Scan the entries for "ШКОЛЕ". Every line that holds it is to be copied.

----

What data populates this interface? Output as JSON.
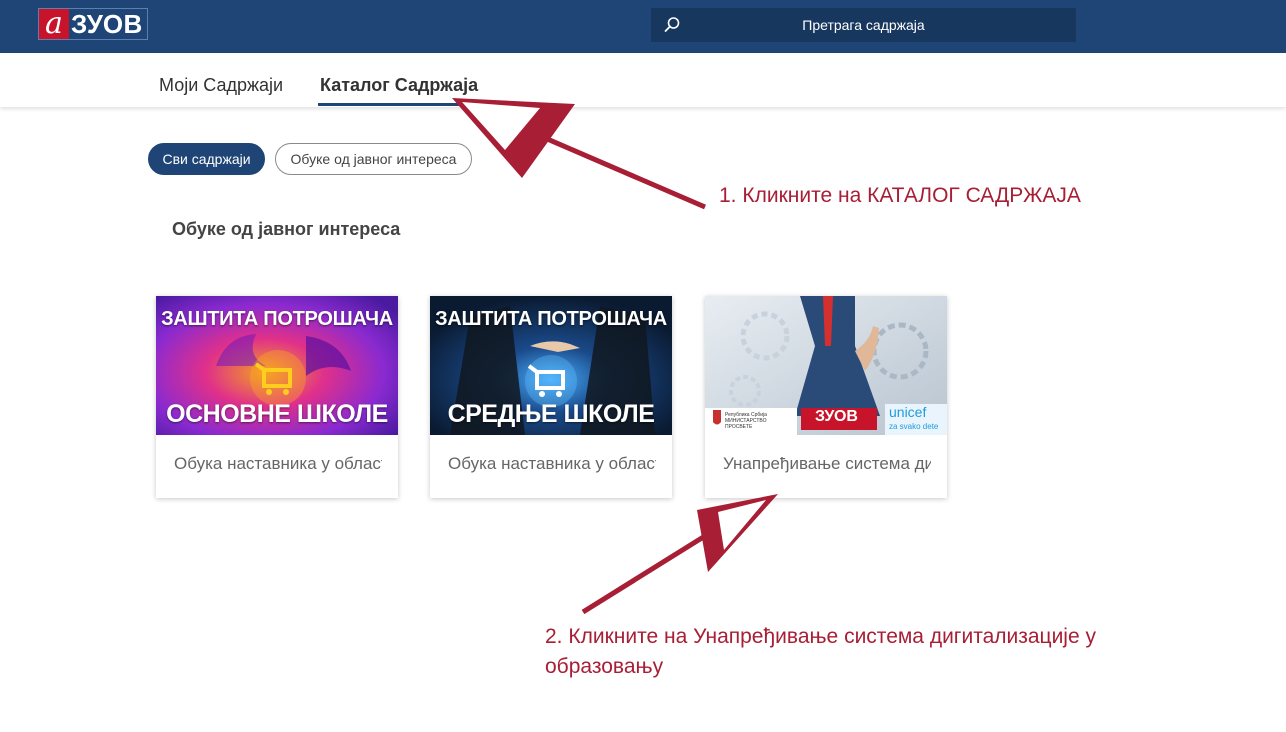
{
  "header": {
    "logo_letter": "а",
    "logo_text": "ЗУОВ",
    "search_placeholder": "Претрага садржаја",
    "search_icon": "search-icon"
  },
  "tabs": [
    {
      "label": "Моји Садржаји",
      "active": false
    },
    {
      "label": "Каталог Садржаја",
      "active": true
    }
  ],
  "filters": [
    {
      "label": "Сви садржаји",
      "active": true
    },
    {
      "label": "Обуке од јавног интереса",
      "active": false
    }
  ],
  "section_title": "Обуке од јавног интереса",
  "cards": [
    {
      "image_top": "ЗАШТИТА ПОТРОШАЧА",
      "image_bottom": "ОСНОВНЕ ШКОЛЕ",
      "caption": "Обука наставника у области заштите потрошача"
    },
    {
      "image_top": "ЗАШТИТА ПОТРОШАЧА",
      "image_bottom": "СРЕДЊЕ ШКОЛЕ",
      "caption": "Обука наставника у области заштите потрошача"
    },
    {
      "image_logo": "ЗУОВ",
      "image_unicef": "unicef",
      "image_unicef_sub": "za svako dete",
      "image_ministry": "Република Србија МИНИСТАРСТВО ПРОСВЕТЕ",
      "caption": "Унапређивање система дигитализације у образовању"
    }
  ],
  "annotations": {
    "step1": "1. Кликните на КАТАЛОГ САДРЖАЈА",
    "step2": "2. Кликните на Унапређивање система дигитализације у образовању"
  },
  "colors": {
    "header_bg": "#1f4576",
    "annotation": "#a71e35",
    "logo_red": "#c8142a"
  }
}
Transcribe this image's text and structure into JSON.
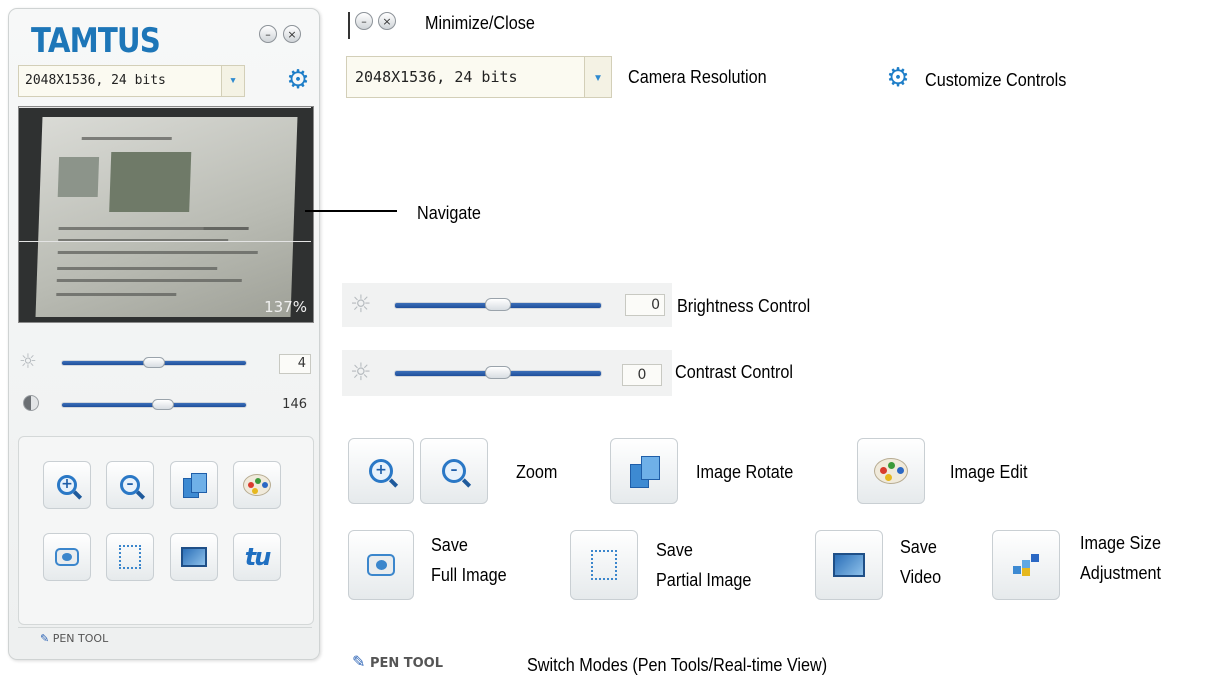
{
  "app": {
    "title": "TAMTUS",
    "resolution_value": "2048X1536, 24 bits",
    "preview_zoom": "137%",
    "brightness_value": "4",
    "contrast_value": "146",
    "pen_tool_label": "PEN TOOL",
    "window_buttons": {
      "minimize": "–",
      "close": "×"
    }
  },
  "legend": {
    "minimize_close": "Minimize/Close",
    "resolution_value": "2048X1536, 24 bits",
    "camera_resolution": "Camera Resolution",
    "customize_controls": "Customize Controls",
    "navigate": "Navigate",
    "brightness_value": "0",
    "brightness_control": "Brightness Control",
    "contrast_value": "0",
    "contrast_control": "Contrast Control",
    "zoom": "Zoom",
    "image_rotate": "Image Rotate",
    "image_edit": "Image Edit",
    "save_full_1": "Save",
    "save_full_2": "Full Image",
    "save_partial_1": "Save",
    "save_partial_2": "Partial Image",
    "save_video_1": "Save",
    "save_video_2": "Video",
    "image_size_1": "Image Size",
    "image_size_2": "Adjustment",
    "pen_tool_label": "PEN TOOL",
    "switch_modes": "Switch Modes (Pen Tools/Real-time View)"
  },
  "sliders": {
    "brightness_fraction": 0.5,
    "contrast_fraction": 0.55
  },
  "colors": {
    "accent": "#1d76b8",
    "slider_fill": "#2c5fac"
  },
  "icons": {
    "minimize": "minimize-icon",
    "close": "close-icon",
    "gear": "gear-icon",
    "zoom_in": "zoom-in-icon",
    "zoom_out": "zoom-out-icon",
    "rotate": "rotate-icon",
    "edit": "palette-icon",
    "save_full": "camera-icon",
    "save_partial": "partial-capture-icon",
    "save_video": "monitor-icon",
    "resize": "image-size-icon",
    "pen": "pen-icon",
    "brightness": "sun-icon",
    "contrast": "contrast-icon"
  }
}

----

* _SOLUTION TO THIS PROBLEM_
      "image_bottom": "ОСНОВНЕ ШКОЛЕ",
      "image_bottom": "СРЕДЊЕ ШКОЛЕ",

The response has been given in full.